Guest blogger Sarah Leavitt is the digital outreach manager of the Lambi Fund of Haiti.
It’s a common scene in Haiti: Marceline, a small farmer, walks into a bustling market to sell her harvest and the marketplace is riddled with imported goods. Fruits and vegetables are from the Dominican Republic, packaged goods from the U.S. line the rows and large bags of rice stamped with USAID lay on the ground. To an unknowing eye, this wouldn’t mean much, but to Marceline these imported goods are undercutting her and other Haitian farmers’ ability to make an honest living.
In Haiti, the idea of food sovereignty means so much more than growing food that is healthy, culturally appropriate and produced through ecologically sound and sustainable methods (as defined by the International Planning Committee for Food Sovereignty). For the more than half of Haitian society that depends on agriculture for its livelihood, an agriculture system that that supports locally grown foods is imperative.

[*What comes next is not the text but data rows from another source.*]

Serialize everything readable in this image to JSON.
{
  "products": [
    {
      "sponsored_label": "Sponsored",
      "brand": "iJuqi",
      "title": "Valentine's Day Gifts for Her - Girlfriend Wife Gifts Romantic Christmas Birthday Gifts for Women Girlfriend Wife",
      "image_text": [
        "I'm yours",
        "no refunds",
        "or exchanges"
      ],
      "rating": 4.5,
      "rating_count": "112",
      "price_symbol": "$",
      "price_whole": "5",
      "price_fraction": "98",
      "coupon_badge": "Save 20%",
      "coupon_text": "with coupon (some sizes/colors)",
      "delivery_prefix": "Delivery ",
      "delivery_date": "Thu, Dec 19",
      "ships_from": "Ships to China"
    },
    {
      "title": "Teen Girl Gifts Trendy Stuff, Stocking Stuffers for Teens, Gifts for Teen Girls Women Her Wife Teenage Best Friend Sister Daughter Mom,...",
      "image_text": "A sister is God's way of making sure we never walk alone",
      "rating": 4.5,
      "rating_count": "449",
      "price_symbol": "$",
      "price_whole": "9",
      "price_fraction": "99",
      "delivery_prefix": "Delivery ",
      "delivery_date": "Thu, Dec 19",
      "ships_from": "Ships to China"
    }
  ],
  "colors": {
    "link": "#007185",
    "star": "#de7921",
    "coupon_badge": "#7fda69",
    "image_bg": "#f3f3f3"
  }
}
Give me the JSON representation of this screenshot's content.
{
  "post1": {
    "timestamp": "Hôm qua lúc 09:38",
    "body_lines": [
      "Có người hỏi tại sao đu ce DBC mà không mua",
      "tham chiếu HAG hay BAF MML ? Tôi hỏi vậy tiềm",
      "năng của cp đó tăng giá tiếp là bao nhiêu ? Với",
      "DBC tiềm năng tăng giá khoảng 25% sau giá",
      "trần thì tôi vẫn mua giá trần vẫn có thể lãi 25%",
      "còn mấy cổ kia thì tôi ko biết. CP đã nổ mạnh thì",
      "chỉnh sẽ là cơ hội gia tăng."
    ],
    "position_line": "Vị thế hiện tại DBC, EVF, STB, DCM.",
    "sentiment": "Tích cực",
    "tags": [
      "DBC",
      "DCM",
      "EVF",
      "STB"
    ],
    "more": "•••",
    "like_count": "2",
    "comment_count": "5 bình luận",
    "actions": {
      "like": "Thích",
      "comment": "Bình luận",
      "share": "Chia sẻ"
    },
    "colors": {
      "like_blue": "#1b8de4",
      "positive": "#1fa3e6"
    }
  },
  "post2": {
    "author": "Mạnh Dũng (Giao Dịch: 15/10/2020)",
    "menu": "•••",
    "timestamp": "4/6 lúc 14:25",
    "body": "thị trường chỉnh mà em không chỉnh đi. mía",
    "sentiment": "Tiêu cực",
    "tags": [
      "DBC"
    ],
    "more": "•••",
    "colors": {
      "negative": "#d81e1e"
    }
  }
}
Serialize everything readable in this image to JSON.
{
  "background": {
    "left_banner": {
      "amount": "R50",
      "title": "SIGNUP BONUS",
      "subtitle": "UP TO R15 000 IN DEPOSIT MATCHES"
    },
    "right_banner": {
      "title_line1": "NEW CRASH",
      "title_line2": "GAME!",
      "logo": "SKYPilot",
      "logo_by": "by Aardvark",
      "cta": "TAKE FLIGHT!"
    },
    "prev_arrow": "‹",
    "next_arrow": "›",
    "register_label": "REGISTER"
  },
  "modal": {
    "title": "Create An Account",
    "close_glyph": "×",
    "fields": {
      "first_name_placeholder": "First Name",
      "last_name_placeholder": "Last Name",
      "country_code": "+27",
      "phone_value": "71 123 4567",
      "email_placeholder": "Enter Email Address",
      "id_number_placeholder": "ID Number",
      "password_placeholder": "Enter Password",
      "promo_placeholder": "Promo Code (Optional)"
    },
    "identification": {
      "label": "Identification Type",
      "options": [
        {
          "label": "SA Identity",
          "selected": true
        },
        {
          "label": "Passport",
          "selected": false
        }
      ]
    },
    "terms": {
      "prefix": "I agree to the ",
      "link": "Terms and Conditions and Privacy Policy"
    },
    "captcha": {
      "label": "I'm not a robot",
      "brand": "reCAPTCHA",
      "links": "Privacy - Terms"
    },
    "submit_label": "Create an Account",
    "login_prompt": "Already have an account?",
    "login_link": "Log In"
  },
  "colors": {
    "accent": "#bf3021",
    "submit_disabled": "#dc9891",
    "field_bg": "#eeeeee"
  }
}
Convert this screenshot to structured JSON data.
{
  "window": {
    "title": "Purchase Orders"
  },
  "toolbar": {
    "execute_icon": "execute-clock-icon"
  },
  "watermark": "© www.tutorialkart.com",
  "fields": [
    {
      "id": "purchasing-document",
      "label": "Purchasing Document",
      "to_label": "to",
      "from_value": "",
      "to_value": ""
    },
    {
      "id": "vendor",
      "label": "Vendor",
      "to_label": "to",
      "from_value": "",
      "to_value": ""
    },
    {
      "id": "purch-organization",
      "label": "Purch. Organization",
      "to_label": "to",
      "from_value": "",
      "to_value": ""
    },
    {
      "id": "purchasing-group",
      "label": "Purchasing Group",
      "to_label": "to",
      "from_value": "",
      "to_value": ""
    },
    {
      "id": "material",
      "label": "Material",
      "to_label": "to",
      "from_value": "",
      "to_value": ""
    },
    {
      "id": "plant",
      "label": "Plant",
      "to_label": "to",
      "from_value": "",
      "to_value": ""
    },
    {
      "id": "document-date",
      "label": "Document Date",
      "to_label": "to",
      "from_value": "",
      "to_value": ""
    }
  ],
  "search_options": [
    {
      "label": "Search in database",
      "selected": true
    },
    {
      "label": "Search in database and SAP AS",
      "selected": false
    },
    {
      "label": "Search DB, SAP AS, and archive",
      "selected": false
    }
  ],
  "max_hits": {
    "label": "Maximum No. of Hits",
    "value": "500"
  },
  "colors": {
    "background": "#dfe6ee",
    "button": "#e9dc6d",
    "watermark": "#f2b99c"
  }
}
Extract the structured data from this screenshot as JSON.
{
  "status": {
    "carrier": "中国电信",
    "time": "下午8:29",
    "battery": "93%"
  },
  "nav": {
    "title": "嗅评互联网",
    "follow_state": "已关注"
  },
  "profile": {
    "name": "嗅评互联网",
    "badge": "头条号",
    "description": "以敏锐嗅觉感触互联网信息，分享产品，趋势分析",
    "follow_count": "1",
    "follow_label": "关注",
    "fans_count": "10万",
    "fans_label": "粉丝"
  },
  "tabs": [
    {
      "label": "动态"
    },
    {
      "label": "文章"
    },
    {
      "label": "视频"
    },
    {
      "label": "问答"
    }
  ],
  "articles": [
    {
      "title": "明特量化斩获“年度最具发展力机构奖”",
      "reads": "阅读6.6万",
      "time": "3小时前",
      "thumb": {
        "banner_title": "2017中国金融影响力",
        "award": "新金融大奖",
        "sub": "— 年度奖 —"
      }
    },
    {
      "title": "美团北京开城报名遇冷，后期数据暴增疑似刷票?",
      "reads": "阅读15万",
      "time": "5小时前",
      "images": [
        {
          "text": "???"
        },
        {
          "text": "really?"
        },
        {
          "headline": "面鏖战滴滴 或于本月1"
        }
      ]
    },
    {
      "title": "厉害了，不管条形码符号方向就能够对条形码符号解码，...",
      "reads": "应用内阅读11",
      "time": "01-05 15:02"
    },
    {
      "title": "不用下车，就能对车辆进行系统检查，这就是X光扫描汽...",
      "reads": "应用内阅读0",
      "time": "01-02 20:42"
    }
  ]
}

The struggle to protect and strengthen local agriculture is nothing new to Haiti. Severe environmental degradation and years of deforestation have eroded the soil and left much of the land devoid of the nutrients essential to producing high yielding crops. This, coupled with Haiti’s propensity for natural disasters, like hurricanes, leaves small farmers especially vulnerable to fluctuations in the environment.